Start of Extracted information

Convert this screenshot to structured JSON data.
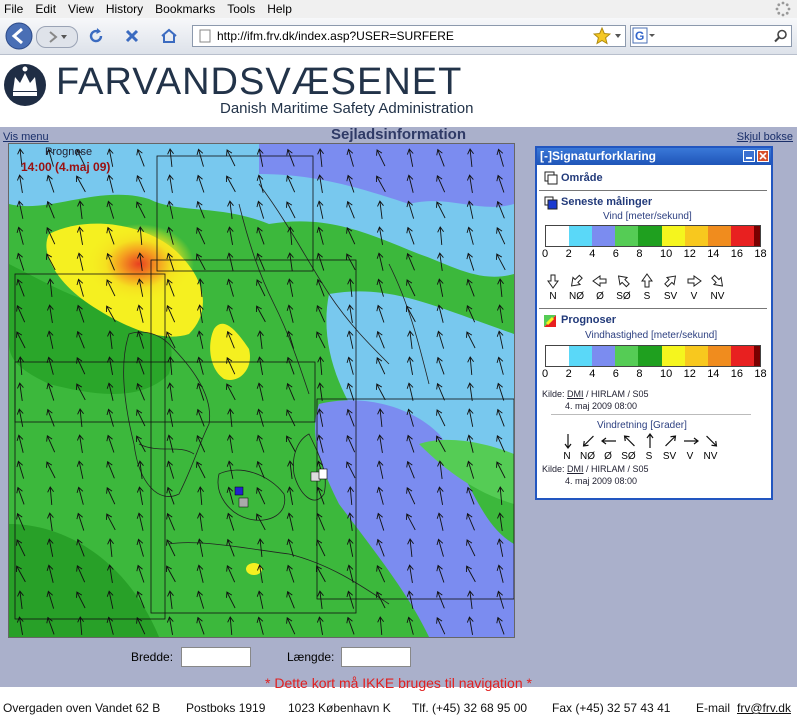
{
  "browser": {
    "menu": [
      "File",
      "Edit",
      "View",
      "History",
      "Bookmarks",
      "Tools",
      "Help"
    ],
    "url": "http://ifm.frv.dk/index.asp?USER=SURFERE"
  },
  "header": {
    "logo_text": "FARVANDSVÆSENET",
    "logo_sub": "Danish Maritime Safety Administration"
  },
  "page": {
    "vis_menu": "Vis menu",
    "title": "Sejladsinformation",
    "skjul": "Skjul bokse"
  },
  "map": {
    "prognose_label": "Prognose",
    "time_label": "14:00 (4.maj 09)"
  },
  "coords": {
    "bredde_label": "Bredde:",
    "laengde_label": "Længde:",
    "bredde_value": "",
    "laengde_value": ""
  },
  "warning": "* Dette kort må IKKE bruges til navigation *",
  "footer": {
    "address": "Overgaden oven Vandet 62 B",
    "box": "Postboks 1919",
    "city": "1023 København K",
    "phone": "Tlf. (+45) 32 68 95 00",
    "fax": "Fax (+45) 32 57 43 41",
    "email_label": "E-mail",
    "email": "frv@frv.dk"
  },
  "legend": {
    "title": "[-]Signaturforklaring",
    "omrade": "Område",
    "seneste": "Seneste målinger",
    "vind_label": "Vind [meter/sekund]",
    "scale_numbers": [
      "0",
      "2",
      "4",
      "6",
      "8",
      "10",
      "12",
      "14",
      "16",
      "18"
    ],
    "dirs": [
      "N",
      "NØ",
      "Ø",
      "SØ",
      "S",
      "SV",
      "V",
      "NV"
    ],
    "prognoser": "Prognoser",
    "vindhast_label": "Vindhastighed [meter/sekund]",
    "kilde_label": "Kilde:",
    "kilde_link": "DMI",
    "kilde_rest": " / HIRLAM / S05",
    "kilde_date": "4. maj 2009 08:00",
    "vindretning_label": "Vindretning [Grader]",
    "colors": [
      "#ffffff",
      "#5ad8f8",
      "#7b8cf0",
      "#55cc55",
      "#1fa01f",
      "#f5f51e",
      "#f8c81e",
      "#f08c1e",
      "#e82020",
      "#7a0000"
    ]
  }
}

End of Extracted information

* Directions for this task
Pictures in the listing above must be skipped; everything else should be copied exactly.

* Your response
Convert this screenshot to structured JSON data.
{
  "browser": {
    "menu": [
      "File",
      "Edit",
      "View",
      "History",
      "Bookmarks",
      "Tools",
      "Help"
    ],
    "url": "http://ifm.frv.dk/index.asp?USER=SURFERE"
  },
  "header": {
    "logo_text": "FARVANDSVÆSENET",
    "logo_sub": "Danish Maritime Safety Administration"
  },
  "page": {
    "vis_menu": "Vis menu",
    "title": "Sejladsinformation",
    "skjul": "Skjul bokse"
  },
  "map": {
    "prognose_label": "Prognose",
    "time_label": "14:00 (4.maj 09)"
  },
  "coords": {
    "bredde_label": "Bredde:",
    "laengde_label": "Længde:",
    "bredde_value": "",
    "laengde_value": ""
  },
  "warning": "* Dette kort må IKKE bruges til navigation *",
  "footer": {
    "address": "Overgaden oven Vandet 62 B",
    "box": "Postboks 1919",
    "city": "1023 København K",
    "phone": "Tlf. (+45) 32 68 95 00",
    "fax": "Fax (+45) 32 57 43 41",
    "email_label": "E-mail",
    "email": "frv@frv.dk"
  },
  "legend": {
    "title": "[-]Signaturforklaring",
    "omrade": "Område",
    "seneste": "Seneste målinger",
    "vind_label": "Vind [meter/sekund]",
    "scale_numbers": [
      "0",
      "2",
      "4",
      "6",
      "8",
      "10",
      "12",
      "14",
      "16",
      "18"
    ],
    "dirs": [
      "N",
      "NØ",
      "Ø",
      "SØ",
      "S",
      "SV",
      "V",
      "NV"
    ],
    "prognoser": "Prognoser",
    "vindhast_label": "Vindhastighed [meter/sekund]",
    "kilde_label": "Kilde:",
    "kilde_link": "DMI",
    "kilde_rest": " / HIRLAM / S05",
    "kilde_date": "4. maj 2009 08:00",
    "vindretning_label": "Vindretning [Grader]",
    "colors": [
      "#ffffff",
      "#5ad8f8",
      "#7b8cf0",
      "#55cc55",
      "#1fa01f",
      "#f5f51e",
      "#f8c81e",
      "#f08c1e",
      "#e82020",
      "#7a0000"
    ]
  }
}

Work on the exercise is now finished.